Credit for this recipe goes to Southern Living.

No Two Pecan Pies Are Ever Alike

My husband Bill makes the pecan pie. Period. I don’t go there. Why should I when I have someone who specializes in pecan pies? He won’t give me the recipe for the blog, well, uh, because there really isn’t one. You should see him — he gets a big mixing bowl and in goes butter, plenty of eggs, light Karo syrup, a little molasses, maybe some dark Karo syrup, splash of vanilla extract, and maybe almond extract. As he says: “It depends on the guest list, any combination of the above depending on my mood, what’s in the pantry and the liquor cabinet, and what the guests might like.

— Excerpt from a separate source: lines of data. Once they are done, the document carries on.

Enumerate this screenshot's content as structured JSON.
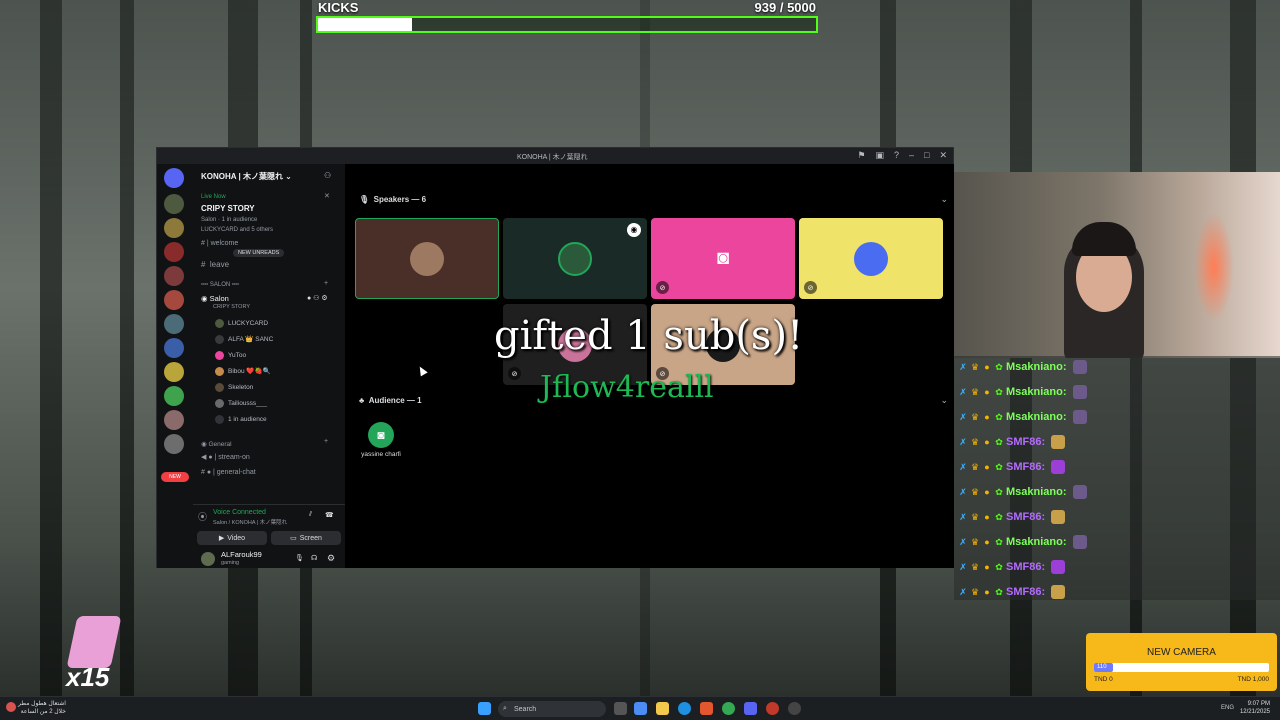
{
  "overlay": {
    "kicks_label": "KICKS",
    "kicks_current": "939",
    "kicks_goal": "/ 5000",
    "kicks_progress": 0.188
  },
  "discord": {
    "window_title": "KONOHA | 木ノ葉隠れ",
    "server_name": "KONOHA | 木ノ葉隠れ ⌄",
    "live_now": "Live Now",
    "live_title": "CRIPY STORY",
    "live_meta": "Salon · 1 in audience",
    "live_users": "LUCKYCARD and 5 others",
    "new_unreads": "NEW UNREADS",
    "ch_welcome": "| welcome",
    "ch_leave": "leave",
    "category_salon": "SALON",
    "salon_channel": "Salon",
    "salon_sub": "CRIPY STORY",
    "voice_users": [
      "LUCKYCARD",
      "ALFA 👑 SANC",
      "YuToo",
      "Bibou ❤️🍓🔍",
      "Skeleton",
      "Tailiousss___",
      "1 in audience"
    ],
    "category_general": "General",
    "ch_stream": "| stream-on",
    "ch_general_chat": "| general-chat",
    "voice_connected": "Voice Connected",
    "voice_channel": "Salon / KONOHA | 木ノ葉隠れ",
    "video_label": "Video",
    "screen_label": "Screen",
    "username": "ALFarouk99",
    "user_status": "gaming",
    "new_badge": "NEW",
    "speakers_header": "Speakers — 6",
    "audience_header": "Audience — 1",
    "audience_user": "yassine charfi"
  },
  "gift_alert": {
    "line1": "gifted 1 sub(s)!",
    "line2": "Jflow4realll"
  },
  "chat": {
    "messages": [
      {
        "user": "Msakniano:",
        "color": "#7dff5a",
        "emote_color": "#6b5a8a"
      },
      {
        "user": "Msakniano:",
        "color": "#7dff5a",
        "emote_color": "#6b5a8a"
      },
      {
        "user": "Msakniano:",
        "color": "#7dff5a",
        "emote_color": "#6b5a8a"
      },
      {
        "user": "SMF86:",
        "color": "#b46cff",
        "emote_color": "#c9a04a"
      },
      {
        "user": "SMF86:",
        "color": "#b46cff",
        "emote_color": "#9b3fd6"
      },
      {
        "user": "Msakniano:",
        "color": "#7dff5a",
        "emote_color": "#6b5a8a"
      },
      {
        "user": "SMF86:",
        "color": "#b46cff",
        "emote_color": "#c9a04a"
      },
      {
        "user": "Msakniano:",
        "color": "#7dff5a",
        "emote_color": "#6b5a8a"
      },
      {
        "user": "SMF86:",
        "color": "#b46cff",
        "emote_color": "#9b3fd6"
      },
      {
        "user": "SMF86:",
        "color": "#b46cff",
        "emote_color": "#c9a04a"
      }
    ]
  },
  "gift_counter": "x15",
  "goal": {
    "title": "NEW CAMERA",
    "current": "110",
    "progress": 0.11,
    "min": "TND 0",
    "max": "TND 1,000"
  },
  "taskbar": {
    "news_line1": "اشتعال هطول مطر",
    "news_line2": "خلال 2 من الساعة",
    "search": "Search",
    "lang": "ENG",
    "time": "9:07 PM",
    "date": "12/21/2025"
  },
  "colors": {
    "kick_green": "#53fc18",
    "discord_blurple": "#5865f2",
    "discord_green": "#23a55a",
    "goal_yellow": "#f7b81a"
  }
}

This year’s pie is a “Pecan-Bourbon Pie with a Touch of White Chocolate.” (Yes, that’s the title of the pie.) We’ve had peanut and chocolate pecan pies, pecan-chocolate, walnut-pecan, straight pecan, rum-pecan, you name it.

It’s always good. You either love pecan pie or you say it’s too rich and you don’t eat it. Trust me, everyone samples Bill’s pies. Sorry folks. No recipe available. The best I can do to advise you is to read the recipe on the Karo Syrup bottle, then improvise.

Have fun!